Extreme Weather

Heat waves, droughts, fires, and super storms can result in “mass mortality wrecks,” especially when aggravated by climate change. As scorching temperatures become the norm in North America, small birds have to speed up their metabolisms to keep their bodies cool—but at some point they run out of energy, and their chance of survival plummets. Severe rainfall and offshore winds can also cause mass-mortality events for coastal birds: Models show the European Shag is particularly at risk.

Aggressive Predators

In some places, climate change is causing the hunters to become the hunted. Insectivores like the Collared Flycatcher and the Great Tit are facing more attacks from growing rodent populations in the Czech Republic. The higher temperatures favor the predators, which feed on eggs, allowing them to expand their ranks and loot more songbird nests. James Pearce-Higgins, the director of science at the British Trust for Ornithology, says that these types of changes in predator-and-prey interactions can further complicate where a species can survive. 

Exotic Viruses

Global warming is pushing diseases into former contagion-free zones. In the Hakalau National Wildlife Refuge in Hawaii, climate change is making the conditions farther up the mountains more suitable for malaria-carrying mosquitos, which are happily moving uphill and spreading the disease to new locations—and new birds. On a global scale, Butchart adds that environmental stressors could be making birds more susceptible to disease, but that connection is still not very clear.

The Upshot

The Messengers doesn't just predict these dire outcomes—the second half is dedicated to defining solutions that will work for people and wildlife. The core idea is that by making habitats healthier, they’ll be more resilient and better able to support wildlife. Additionally, the report points out that the obvious way to slow global warming and avert worst-case scenarios is to keep carbon in the ground.

Simply put, old-school conservation may be the best prescription. Preserving natural barriers such as wetlands and reefs, enabling sustainable farming and forestry practices, monitoring wildlife populations through citizen science—these actions help preserve the environment, and are also feasible in developing countries that are facing threats but don’t have abundant infrastructure or technology. The report emphasizes conserving important bird and biodiversity areas, and also getting new places protective status. These spots are vital for birds—for shelter, for food, and for raising their chicks—but they’re also valuable for people. “The reason birds thrive in these places is because of the wealth of biological activity and vibrant ecology,” Audubon’s Chief Scientist Gary Langham says. “They give all of us healthy fisheries, clean water and air, and so many other things we need for a high quality of life.”

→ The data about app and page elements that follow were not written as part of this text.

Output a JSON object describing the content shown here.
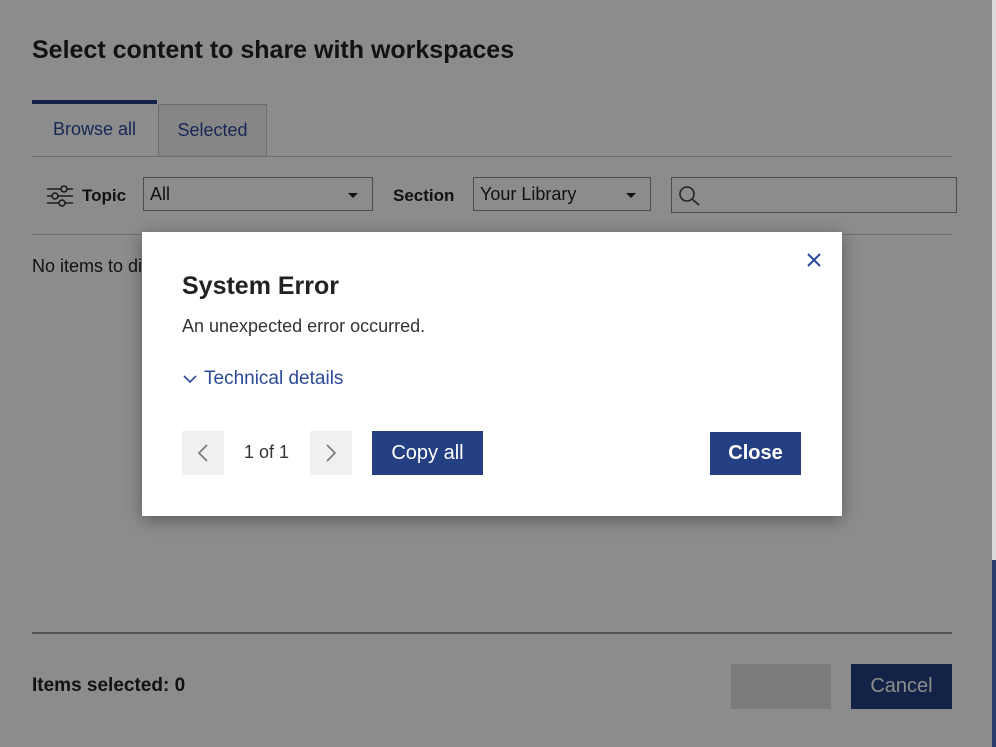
{
  "dialog": {
    "title": "Select content to share with workspaces",
    "tabs": [
      {
        "label": "Browse all",
        "active": true
      },
      {
        "label": "Selected",
        "active": false
      }
    ],
    "filters": {
      "topic_label": "Topic",
      "topic_value": "All",
      "section_label": "Section",
      "section_value": "Your Library",
      "search_value": ""
    },
    "empty_message": "No items to display",
    "items_selected": "Items selected: 0",
    "cancel_label": "Cancel"
  },
  "error_modal": {
    "title": "System Error",
    "message": "An unexpected error occurred.",
    "details_label": "Technical details",
    "pager_text": "1 of 1",
    "copy_label": "Copy all",
    "close_label": "Close"
  },
  "colors": {
    "accent": "#243f82",
    "link": "#2c4a9a",
    "overlay": "rgba(0,0,0,0.45)"
  }
}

The birds are speaking—let’s hope the world leaders heading to Paris next week listen to their message. And for those who won't be making it to Paris, here are some other ways to take action.